Book Review: Gramsci, Culture and Anthropology
by J.W. Jamieson
Gramsci, Culture and Anthropology
University of California Press, 2002
Antonio Gramsci (1891-1937) was no doubt one of the most powerful of Marxist ideologists after Karl Marx himself. Although Marx’s own beliefs as to how Communists could win power proved totally faulty, it was Marx who provided the dream that has survived to this day. But while Marx spoke of the workers in an industrial society overthrowing developed capitalism, it has only been in predominantly agrarian societies that immature capitalist societies have been overthrown by marxist rebellions fermented not by the workers but by a disenfranchised elite — as pointed out by the Italian philosopher Vilfredo Pareto.
Gramsci’s ideology is the same that of Marx, but his perception of the dynamics of modern society was much clearer. Gramsci saw that developed and highly complex societies could best be won by infiltration of the existing institutions, rather than by attempts to challenge the institutions. It is Gramscian revolutionary tactics that have advanced the Marxist idea in the West, even since the downfall of Communist power in Russia and its decline in China. Gramsci’s brand of international Communism continues to advance by way of a “long march” through the existing institutions, instead of overthrowing them. Nations and individuals in the world are steadily becoming less free as Gramscian tactics continue their advance. As author Kate Crehan, who is clearly a Gramsci follower, reveals, it is not surprising that education and anthropology in particular have been infiltrated by Marxist ideology, for education must be at the center of any move for ideological change; and what more vital and sensitive target could there be than anthropology, the study of human behavior, for those who seek to teach young people how to see the world through the prism that they have themselves chosen?
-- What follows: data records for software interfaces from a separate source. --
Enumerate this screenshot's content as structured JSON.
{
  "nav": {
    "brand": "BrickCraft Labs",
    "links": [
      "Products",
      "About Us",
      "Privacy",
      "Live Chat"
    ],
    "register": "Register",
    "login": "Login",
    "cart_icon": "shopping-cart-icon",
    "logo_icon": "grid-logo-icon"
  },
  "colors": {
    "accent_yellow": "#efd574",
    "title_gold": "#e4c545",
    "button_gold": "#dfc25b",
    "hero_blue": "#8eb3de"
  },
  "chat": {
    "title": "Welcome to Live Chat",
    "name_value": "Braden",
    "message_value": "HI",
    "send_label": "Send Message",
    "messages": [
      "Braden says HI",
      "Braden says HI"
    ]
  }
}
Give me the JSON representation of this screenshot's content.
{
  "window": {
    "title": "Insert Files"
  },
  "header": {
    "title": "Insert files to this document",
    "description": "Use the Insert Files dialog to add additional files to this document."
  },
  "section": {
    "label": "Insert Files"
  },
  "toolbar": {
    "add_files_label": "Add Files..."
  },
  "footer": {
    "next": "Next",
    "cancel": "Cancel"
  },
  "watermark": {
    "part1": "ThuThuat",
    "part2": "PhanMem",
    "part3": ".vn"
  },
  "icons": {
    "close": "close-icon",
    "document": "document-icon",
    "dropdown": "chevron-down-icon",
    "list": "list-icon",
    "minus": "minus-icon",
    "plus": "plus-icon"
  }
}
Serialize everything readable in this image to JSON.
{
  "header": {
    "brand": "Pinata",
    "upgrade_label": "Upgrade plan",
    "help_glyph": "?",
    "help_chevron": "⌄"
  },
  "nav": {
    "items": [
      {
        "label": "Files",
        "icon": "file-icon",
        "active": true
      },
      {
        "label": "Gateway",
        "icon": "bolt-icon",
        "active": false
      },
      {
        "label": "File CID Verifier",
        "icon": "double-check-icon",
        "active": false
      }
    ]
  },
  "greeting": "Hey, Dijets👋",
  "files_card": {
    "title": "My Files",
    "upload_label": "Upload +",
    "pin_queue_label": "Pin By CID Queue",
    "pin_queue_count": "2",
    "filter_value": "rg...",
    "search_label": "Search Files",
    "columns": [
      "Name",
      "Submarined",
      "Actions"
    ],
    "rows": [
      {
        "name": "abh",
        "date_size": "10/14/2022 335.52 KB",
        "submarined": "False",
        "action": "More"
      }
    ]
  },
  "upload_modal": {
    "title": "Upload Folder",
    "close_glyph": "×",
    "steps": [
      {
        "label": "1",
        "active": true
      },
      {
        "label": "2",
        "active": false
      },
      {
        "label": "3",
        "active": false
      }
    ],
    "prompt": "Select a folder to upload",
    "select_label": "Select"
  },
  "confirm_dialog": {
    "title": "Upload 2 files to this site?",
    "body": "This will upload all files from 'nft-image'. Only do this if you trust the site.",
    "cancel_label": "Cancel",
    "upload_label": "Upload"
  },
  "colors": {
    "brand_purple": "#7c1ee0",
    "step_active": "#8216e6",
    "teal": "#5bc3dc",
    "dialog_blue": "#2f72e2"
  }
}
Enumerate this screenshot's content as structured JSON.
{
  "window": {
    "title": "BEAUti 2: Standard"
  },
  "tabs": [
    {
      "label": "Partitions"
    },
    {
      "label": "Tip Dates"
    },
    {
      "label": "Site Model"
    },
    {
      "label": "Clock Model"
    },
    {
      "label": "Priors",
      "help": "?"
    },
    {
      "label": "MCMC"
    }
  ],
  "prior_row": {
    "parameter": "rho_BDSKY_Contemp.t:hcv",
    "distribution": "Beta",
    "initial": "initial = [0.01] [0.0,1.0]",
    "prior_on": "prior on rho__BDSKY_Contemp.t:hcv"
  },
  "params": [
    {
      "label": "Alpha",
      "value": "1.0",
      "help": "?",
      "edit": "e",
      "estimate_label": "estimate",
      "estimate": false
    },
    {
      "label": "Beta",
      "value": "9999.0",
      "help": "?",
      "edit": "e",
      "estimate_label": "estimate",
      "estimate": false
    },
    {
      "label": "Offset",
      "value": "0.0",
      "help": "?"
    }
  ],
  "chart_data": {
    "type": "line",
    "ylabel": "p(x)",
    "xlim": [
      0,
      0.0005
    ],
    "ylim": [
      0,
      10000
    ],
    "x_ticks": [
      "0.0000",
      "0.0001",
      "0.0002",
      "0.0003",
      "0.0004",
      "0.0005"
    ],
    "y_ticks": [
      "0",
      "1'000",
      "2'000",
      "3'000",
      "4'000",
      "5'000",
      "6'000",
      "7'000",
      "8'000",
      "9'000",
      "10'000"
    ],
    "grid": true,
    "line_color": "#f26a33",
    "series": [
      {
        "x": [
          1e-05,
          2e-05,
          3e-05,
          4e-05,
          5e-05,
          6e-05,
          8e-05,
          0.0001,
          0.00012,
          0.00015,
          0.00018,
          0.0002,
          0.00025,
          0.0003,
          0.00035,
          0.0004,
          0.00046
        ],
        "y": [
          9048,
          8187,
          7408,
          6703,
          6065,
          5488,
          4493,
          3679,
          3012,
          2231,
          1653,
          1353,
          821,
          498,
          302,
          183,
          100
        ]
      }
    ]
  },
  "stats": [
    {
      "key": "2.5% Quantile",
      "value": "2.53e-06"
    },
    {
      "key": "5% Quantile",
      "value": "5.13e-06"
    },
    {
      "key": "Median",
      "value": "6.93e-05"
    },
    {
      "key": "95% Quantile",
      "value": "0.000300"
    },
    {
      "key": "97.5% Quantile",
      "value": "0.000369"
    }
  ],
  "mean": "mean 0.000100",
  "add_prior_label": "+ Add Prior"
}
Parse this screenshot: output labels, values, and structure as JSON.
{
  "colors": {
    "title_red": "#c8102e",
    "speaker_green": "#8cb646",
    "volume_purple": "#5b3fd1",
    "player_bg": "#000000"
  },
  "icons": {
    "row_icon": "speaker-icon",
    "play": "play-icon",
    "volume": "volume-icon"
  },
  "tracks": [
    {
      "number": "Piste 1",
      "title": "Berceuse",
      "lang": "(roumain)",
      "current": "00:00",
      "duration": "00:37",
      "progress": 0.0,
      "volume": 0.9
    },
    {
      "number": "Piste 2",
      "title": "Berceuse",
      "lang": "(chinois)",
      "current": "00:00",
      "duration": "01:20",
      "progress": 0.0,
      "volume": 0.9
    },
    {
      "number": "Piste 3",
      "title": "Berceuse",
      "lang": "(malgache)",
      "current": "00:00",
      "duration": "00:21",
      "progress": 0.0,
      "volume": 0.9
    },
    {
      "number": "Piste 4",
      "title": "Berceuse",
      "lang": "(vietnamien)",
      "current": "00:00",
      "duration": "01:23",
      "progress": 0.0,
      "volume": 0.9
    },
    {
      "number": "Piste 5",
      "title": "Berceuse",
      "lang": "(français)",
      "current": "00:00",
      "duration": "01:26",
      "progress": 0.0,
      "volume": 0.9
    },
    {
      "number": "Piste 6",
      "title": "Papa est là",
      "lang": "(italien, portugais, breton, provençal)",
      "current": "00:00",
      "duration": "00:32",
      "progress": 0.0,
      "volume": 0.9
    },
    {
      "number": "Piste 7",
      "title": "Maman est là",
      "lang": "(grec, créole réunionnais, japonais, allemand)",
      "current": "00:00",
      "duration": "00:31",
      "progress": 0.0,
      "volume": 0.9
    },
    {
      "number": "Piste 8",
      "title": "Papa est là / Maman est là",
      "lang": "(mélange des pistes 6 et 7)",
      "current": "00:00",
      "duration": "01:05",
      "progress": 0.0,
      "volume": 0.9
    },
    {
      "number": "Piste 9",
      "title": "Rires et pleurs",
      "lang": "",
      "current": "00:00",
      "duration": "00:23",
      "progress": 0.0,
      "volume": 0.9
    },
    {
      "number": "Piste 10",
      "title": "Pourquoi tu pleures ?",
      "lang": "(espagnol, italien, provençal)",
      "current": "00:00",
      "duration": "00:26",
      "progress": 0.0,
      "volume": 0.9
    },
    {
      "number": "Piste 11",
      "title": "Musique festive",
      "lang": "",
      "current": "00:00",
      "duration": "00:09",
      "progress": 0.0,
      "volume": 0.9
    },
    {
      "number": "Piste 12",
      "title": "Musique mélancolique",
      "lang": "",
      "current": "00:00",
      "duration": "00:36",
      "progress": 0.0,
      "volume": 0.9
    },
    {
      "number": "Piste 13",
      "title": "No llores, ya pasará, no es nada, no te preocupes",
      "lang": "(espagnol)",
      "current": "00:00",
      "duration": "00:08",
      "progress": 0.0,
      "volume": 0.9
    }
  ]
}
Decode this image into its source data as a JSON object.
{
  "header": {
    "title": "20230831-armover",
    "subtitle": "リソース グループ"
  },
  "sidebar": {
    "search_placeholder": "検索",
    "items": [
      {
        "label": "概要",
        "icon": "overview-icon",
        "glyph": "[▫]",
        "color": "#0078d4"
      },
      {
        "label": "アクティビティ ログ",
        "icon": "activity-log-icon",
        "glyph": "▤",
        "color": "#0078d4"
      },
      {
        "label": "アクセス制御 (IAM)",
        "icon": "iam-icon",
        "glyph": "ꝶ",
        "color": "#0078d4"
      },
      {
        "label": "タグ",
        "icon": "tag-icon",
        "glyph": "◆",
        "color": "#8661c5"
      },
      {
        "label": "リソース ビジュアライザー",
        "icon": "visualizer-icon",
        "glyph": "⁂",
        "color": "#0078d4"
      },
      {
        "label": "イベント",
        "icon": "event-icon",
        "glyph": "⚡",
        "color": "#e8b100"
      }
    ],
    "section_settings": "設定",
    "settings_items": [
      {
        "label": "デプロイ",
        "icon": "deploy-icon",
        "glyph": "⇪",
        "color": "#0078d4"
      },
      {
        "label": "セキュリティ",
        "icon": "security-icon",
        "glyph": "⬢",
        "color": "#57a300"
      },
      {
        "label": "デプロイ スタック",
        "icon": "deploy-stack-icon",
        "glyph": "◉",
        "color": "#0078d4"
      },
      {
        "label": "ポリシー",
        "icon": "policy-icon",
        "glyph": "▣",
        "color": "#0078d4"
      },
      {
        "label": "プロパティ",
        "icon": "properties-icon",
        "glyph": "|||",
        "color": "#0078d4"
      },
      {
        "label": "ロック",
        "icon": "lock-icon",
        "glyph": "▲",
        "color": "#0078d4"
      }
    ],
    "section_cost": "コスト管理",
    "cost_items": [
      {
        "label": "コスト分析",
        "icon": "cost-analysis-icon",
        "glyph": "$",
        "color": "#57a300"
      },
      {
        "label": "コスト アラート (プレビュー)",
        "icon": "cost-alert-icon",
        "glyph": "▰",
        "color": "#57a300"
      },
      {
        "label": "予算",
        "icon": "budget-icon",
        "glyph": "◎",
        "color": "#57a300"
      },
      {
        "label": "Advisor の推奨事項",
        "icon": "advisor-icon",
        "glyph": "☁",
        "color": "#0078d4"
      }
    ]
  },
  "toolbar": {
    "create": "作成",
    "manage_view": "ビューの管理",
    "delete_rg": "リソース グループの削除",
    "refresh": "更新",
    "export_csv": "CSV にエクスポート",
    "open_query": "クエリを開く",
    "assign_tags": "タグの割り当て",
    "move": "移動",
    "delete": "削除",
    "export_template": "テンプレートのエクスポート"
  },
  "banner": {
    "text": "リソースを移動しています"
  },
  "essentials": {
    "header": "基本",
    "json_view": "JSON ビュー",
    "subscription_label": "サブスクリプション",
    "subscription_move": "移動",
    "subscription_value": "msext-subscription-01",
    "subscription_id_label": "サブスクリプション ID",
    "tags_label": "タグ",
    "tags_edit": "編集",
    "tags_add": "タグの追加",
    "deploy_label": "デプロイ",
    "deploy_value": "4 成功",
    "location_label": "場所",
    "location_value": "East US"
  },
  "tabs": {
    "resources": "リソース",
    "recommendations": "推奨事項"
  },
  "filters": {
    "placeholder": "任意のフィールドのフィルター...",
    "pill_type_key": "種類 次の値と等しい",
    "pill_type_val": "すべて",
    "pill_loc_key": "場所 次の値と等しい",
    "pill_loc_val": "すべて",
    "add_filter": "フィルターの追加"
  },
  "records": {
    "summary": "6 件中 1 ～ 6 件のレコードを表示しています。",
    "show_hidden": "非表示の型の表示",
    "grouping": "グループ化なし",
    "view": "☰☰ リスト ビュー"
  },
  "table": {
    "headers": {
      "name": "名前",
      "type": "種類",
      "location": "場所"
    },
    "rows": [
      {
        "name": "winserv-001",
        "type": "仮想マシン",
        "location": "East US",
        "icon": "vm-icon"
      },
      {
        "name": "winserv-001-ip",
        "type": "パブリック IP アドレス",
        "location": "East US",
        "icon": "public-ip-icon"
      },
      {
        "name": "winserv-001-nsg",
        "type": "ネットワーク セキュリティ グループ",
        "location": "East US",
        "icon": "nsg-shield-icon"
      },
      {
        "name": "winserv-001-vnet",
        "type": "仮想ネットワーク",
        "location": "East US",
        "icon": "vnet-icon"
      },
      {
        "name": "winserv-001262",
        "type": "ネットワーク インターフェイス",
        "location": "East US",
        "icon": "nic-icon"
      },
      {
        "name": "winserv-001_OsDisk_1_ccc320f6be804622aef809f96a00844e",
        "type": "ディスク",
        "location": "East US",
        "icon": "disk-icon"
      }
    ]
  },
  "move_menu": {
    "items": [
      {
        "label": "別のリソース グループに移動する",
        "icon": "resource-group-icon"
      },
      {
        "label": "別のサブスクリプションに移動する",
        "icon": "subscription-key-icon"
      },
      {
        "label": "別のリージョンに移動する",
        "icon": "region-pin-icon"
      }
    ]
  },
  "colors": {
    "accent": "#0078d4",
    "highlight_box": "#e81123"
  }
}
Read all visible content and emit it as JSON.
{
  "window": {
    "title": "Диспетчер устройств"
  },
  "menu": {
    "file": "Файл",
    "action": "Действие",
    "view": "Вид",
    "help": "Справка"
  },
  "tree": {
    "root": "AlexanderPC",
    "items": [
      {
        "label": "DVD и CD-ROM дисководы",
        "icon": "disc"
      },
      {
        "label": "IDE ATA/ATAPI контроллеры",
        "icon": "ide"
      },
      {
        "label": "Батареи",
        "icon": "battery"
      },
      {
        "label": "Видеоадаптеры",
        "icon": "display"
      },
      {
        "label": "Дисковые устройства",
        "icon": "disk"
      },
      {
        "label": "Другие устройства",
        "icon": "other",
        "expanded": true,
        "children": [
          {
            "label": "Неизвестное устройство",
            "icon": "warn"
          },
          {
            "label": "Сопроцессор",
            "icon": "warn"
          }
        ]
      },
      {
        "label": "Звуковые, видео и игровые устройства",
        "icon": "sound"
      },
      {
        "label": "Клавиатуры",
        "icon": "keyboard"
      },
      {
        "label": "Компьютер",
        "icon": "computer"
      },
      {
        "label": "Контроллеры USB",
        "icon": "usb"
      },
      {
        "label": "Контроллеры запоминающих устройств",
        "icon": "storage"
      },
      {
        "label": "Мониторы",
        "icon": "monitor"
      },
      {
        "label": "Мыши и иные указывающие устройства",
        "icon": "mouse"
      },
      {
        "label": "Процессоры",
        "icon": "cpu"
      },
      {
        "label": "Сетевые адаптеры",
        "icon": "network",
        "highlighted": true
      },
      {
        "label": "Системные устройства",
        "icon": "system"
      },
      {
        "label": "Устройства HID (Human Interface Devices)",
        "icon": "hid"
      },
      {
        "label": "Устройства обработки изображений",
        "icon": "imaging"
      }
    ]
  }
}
Marx was obsessed with power, class and inequality, believing that no other real values existed for mankind than these three things. Gramsci was similarly obsessed. Just as Marx believed that race was real, but that international socialism was the desirable goal, so Gramsci believed that nations and nationality were real, but that inequality was evil and that international socialism was the desirable goal. It would seem that the prevailing breed of Western anthropologists, having been reared in the tradition of Boas and his pupils, have gone further than Marx, declaring that race is no more than a social construct, that ethnic groups exist but ought not to exist, that sexual differences are not real or ought not to be real, and that there is only one threat to continued human advancement — “inequality.”
Crehan’s book on Gramsci is excellent, but there is one caveat to be made. A tendency that is frequently indulged in is to make “institutions,” in effect, out of single thinkers, making their thought the “turning point” of this or that redirection of others’ thinking. This is often a fallacy, similar to the one Leo Tolstoy dissected in War and Peace, where he argued that massive underlying forces, not singular individuals who are in fact riding history like a bubble on a wave, are what account for much of what happens during an historical period. In Gramsci’s case, we find him writing about a “march through the institutions.” This would probably have happened even if Gramsci had never written: the vast alienated literary and artistic culture that existed, and that was so greatly augmented by that of the “baby boom generation” that came to adulthood during the 1960s, was by a simple matter of demographics going to come to occupy the professoriates, the editorial chais, and the like, during the final third of the twentieth century. Gramsci wasn’t the cause of that burgeoning, marxist dominance. He is, however, a thinker whom it is handy to point to as having, at least, articulated what was to happen.
[The Mankind Quarterly, Winter 2003]